For this critique, I used Darien Waldron’s walk cycle animation.
For this animation, I think the animator has key poses down. It seems like the person is moving, however, due to the lack of in between poses, the pacing is too fast. Also, the body leans toward the left but doesn’t lean toward the other side while shifting legs. With more key frames added, the follow through of the body parts would be more easily received and obvious and the ease in and ease out of the arms would create the arcs it needs. The body also moves upward, but doesn’t move back down as the steps are being taken. Creating a life-like character and exaggerating movements and expressions is what makes an animator.

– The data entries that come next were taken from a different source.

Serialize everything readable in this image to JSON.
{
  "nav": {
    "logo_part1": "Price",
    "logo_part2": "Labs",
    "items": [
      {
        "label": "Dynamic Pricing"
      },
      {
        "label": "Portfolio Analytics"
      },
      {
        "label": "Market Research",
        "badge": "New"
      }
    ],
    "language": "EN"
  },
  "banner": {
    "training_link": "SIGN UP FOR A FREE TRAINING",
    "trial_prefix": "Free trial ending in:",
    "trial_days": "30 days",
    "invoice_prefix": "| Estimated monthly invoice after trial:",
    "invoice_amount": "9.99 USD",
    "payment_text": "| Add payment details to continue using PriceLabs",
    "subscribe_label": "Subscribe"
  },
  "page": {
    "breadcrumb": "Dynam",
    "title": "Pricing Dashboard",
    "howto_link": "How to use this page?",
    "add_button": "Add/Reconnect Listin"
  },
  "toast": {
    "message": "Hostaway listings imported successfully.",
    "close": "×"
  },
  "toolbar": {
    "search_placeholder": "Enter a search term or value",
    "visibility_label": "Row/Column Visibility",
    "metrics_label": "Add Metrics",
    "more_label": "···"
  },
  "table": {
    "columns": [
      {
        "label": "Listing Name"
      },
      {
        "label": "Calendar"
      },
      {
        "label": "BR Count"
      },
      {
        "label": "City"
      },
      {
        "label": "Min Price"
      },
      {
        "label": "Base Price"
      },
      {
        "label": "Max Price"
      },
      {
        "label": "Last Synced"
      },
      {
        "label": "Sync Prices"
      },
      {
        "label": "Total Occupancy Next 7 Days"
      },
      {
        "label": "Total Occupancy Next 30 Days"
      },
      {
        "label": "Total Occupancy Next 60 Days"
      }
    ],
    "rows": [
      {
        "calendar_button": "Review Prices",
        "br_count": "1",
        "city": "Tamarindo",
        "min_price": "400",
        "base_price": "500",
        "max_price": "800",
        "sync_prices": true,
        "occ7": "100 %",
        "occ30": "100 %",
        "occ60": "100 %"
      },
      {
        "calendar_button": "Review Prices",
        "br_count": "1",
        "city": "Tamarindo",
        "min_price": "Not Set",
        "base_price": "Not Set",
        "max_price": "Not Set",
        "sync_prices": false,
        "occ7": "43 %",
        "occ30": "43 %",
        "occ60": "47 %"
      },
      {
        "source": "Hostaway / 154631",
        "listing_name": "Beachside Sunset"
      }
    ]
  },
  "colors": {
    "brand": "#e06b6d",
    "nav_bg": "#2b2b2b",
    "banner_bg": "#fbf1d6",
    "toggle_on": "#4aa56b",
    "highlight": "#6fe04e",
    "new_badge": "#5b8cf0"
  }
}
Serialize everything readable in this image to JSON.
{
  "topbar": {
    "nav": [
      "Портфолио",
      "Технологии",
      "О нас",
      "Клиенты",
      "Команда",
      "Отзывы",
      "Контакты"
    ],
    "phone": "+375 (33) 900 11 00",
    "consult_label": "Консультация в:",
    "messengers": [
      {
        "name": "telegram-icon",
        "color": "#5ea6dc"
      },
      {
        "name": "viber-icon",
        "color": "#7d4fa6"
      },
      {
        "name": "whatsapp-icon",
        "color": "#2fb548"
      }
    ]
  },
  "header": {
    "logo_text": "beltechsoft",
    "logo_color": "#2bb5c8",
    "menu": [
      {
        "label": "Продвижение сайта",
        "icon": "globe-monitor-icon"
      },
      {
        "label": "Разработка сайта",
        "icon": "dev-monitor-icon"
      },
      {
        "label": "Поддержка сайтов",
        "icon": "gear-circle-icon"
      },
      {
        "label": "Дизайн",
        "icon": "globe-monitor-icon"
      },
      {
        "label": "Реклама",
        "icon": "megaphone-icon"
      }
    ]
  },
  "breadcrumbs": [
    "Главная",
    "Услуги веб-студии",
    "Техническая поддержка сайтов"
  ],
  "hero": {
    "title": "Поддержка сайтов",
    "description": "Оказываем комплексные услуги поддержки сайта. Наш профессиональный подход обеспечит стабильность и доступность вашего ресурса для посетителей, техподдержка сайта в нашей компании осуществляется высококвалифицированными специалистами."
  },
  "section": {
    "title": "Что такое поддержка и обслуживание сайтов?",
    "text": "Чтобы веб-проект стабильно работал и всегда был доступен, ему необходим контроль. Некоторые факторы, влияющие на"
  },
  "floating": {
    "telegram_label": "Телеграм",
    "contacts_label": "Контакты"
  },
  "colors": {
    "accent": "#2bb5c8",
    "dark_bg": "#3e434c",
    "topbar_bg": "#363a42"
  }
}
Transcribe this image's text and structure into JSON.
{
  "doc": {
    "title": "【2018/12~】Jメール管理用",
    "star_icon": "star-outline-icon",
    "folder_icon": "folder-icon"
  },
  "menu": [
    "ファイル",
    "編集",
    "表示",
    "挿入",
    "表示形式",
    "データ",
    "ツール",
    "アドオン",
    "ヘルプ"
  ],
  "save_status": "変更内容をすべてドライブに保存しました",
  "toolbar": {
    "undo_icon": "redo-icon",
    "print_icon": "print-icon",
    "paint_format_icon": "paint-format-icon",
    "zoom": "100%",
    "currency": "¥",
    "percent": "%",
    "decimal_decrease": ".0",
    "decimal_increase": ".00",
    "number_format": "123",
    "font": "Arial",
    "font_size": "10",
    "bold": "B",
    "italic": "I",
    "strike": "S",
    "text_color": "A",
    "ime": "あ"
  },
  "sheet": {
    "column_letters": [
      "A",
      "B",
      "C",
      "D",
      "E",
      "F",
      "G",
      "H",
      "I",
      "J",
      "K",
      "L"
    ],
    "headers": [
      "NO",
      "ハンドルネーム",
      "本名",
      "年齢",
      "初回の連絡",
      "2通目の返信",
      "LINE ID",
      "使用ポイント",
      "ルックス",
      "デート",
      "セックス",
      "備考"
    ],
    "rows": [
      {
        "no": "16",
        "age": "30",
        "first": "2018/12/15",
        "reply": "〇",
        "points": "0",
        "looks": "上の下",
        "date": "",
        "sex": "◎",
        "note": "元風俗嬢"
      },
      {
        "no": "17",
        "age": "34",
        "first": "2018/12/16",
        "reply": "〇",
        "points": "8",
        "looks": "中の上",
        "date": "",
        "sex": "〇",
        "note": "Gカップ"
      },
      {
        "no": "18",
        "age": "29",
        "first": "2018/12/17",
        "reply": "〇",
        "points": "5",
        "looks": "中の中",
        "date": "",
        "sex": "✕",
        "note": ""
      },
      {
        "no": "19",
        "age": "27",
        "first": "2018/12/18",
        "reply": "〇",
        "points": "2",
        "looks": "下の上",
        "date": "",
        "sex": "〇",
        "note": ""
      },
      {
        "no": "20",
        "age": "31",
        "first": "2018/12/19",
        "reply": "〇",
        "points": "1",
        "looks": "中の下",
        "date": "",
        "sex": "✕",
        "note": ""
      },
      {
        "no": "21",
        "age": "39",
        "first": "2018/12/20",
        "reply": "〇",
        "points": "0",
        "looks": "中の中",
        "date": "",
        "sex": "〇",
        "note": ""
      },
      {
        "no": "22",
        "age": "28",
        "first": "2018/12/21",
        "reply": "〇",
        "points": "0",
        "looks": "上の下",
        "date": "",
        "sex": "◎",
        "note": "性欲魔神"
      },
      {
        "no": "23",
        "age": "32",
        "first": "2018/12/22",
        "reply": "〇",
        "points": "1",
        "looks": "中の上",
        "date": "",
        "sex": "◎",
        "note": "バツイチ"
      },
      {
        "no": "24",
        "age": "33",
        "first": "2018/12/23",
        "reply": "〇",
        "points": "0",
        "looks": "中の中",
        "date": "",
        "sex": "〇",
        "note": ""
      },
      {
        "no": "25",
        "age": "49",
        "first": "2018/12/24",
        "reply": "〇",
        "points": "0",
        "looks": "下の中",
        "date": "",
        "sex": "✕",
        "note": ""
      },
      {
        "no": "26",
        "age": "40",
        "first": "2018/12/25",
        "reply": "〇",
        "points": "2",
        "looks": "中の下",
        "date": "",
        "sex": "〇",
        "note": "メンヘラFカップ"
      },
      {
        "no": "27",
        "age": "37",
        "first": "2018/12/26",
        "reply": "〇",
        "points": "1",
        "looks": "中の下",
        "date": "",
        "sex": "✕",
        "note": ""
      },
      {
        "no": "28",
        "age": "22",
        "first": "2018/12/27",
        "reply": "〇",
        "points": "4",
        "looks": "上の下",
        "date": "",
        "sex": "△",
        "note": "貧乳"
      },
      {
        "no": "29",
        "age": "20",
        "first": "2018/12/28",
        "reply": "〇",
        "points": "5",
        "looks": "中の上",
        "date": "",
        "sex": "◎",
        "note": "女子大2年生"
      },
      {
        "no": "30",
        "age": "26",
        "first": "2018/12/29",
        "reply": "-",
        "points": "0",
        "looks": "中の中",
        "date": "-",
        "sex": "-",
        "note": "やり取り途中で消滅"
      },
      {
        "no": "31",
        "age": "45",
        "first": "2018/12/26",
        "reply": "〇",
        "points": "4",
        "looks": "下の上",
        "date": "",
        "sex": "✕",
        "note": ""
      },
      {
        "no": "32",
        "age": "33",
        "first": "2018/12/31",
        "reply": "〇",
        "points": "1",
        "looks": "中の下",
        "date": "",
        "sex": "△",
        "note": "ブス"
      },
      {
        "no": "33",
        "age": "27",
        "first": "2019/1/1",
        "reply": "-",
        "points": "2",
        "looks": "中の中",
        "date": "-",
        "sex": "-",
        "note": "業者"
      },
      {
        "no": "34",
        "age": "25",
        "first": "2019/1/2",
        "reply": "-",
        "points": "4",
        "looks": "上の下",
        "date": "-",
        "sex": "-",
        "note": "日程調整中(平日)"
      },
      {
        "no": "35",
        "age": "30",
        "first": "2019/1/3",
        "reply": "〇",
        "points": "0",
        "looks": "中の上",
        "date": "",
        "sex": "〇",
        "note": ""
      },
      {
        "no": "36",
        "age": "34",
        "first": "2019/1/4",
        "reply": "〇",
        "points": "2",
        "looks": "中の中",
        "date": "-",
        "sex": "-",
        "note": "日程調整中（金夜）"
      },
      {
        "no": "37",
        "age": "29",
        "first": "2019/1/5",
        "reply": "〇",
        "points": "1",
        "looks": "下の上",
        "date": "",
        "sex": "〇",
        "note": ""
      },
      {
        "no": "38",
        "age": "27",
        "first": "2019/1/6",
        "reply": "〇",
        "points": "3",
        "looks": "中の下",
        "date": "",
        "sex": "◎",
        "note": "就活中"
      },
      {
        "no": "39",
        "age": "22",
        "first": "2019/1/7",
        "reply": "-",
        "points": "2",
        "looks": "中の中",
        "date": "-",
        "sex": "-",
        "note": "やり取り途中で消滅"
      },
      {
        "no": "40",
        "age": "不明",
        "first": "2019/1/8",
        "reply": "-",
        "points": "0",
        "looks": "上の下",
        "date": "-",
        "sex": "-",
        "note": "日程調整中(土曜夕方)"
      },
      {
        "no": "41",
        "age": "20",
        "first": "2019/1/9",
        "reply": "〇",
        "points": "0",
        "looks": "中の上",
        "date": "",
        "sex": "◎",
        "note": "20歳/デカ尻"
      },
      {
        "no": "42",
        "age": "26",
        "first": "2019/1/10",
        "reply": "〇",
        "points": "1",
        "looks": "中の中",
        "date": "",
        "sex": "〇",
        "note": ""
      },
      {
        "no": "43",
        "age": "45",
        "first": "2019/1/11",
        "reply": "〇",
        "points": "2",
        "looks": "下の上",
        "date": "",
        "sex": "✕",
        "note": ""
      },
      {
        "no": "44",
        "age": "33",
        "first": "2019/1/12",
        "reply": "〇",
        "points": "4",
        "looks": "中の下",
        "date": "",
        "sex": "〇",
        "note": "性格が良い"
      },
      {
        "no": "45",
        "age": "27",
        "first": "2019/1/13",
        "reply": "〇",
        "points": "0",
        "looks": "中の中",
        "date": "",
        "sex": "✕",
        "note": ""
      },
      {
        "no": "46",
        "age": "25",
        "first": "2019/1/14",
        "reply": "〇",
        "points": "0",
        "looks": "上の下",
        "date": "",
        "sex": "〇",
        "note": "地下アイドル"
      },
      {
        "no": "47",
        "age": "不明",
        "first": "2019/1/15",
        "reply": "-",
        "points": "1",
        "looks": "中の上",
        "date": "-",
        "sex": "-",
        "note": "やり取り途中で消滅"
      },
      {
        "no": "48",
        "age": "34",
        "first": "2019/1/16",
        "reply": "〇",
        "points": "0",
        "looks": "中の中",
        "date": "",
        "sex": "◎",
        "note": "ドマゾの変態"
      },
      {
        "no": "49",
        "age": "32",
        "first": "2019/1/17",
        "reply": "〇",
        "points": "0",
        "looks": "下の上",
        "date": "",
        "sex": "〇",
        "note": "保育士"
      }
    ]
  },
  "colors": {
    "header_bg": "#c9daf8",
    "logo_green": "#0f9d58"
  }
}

For this project, I chose the story of Urashima Taro. The characters I chose were the princess, Otohime, Urashima Taro, one of the children that beats on the tortoise and the tortoise itself. Urashima Taro is said to be the best fisherman and the kindest person around so I drew him with a fishing pole in a relaxed and carefree pose. The child refuses to stop beating the tortoise because him and his friends found it first. Although not necessarily a bad kid, his personality seems bratty. Initially, I had the child in a different pose, but changed it to show that he was bratty. The princess is described as being very beautiful and caring. I gave Urashima a disheveled hairstyle and simple clothing to show that he doesn’t care much for looks. He cares about those around him and fishing. For the princess, I wanted her to give off the feeling of being noble. I tried to accomplish this with little detail in clothing to make it easier to animate. I designed her dress and ears to be that of a sea creature because she was the princess of the Dragon Palace, a hidden underwater palace. I also wanted to give the princess a general symbol that would also relate to the tortoise. I used a heart as the shape of the princess’s shawl and in her hair clip. I also put a heart on the back of the tortoise’s shell to show the relation between the two since the princess later reveals that she was the tortoise that was being beaten. The child and the tortoise have rather simple designs so they would be easy to animate. For Urashima his hair might be the only problematic part when it comes to animating. For the princess, because her dress covers her hands and feet, she wouldn’t be too difficult to animate. However, she has more details compared to the other characters so would probably the most difficult to keep consistent. With the second draft, the main changes I did were the pose for the child and changing the princess’s pose to standing up rather than sitting down.
The story of Urashima Taro begins with the best fisherman in town and the kindest person around finding a group of boys beating on a tortoise. The boys refused to give the tortoise away, so Urashima Taro offers money for a trade. After the trade, wanting to help the tortoise, he puts it back into the ocean to send it home. A few days later, while Urashima was fishing on a boat, a tortoise approaches and offers him a ride to Rin Gin, the Palace of the Dragon Kin of the Sea in thanks for saving it. Urashima accepts and meets the princess of the palace. She reveals that she was in fact the tortoise he saved from the children and offers him a marriage between them. Enraptured by the beauty of the princess and the palace, Urashima accepts. After the ceremony, Urashima begins to think about the home he left behind. Wanting to repay his duty to his parents, he tells the princess he must return home. The princess wishes him to stay. As a parting gift, she offers a lacquer box tied with red silk and tells him to never open it telling him that something dreadful would happen to him if he did. Urashima takes the box and returns home to find that although the land has mostly stayed the same, the people and surroundings have changed. He visits his parent’s house to find an old man he has never seen before. He questions the old man and is told that Urashima Taro was a man that lived 300 years ago. Realizing that everything at his home is gone, Urashima wishes to return to the palace but doesn’t know how to. Out of despair, Urashima opens the box from the princess and suddenly turns very old. His body caught up with the old age and he fell dead on the beach.
“Lit2Go.” The Story of Urashima Taro, the Fisher Lad | Japanese Fairy Tales | Yei Theodora Ozaki | Lit2Go ETC, etc.usf.edu/lit2go/72/japanese-fairy-tales/4881/the-story-of-urashima-taro-the-fisher-lad/.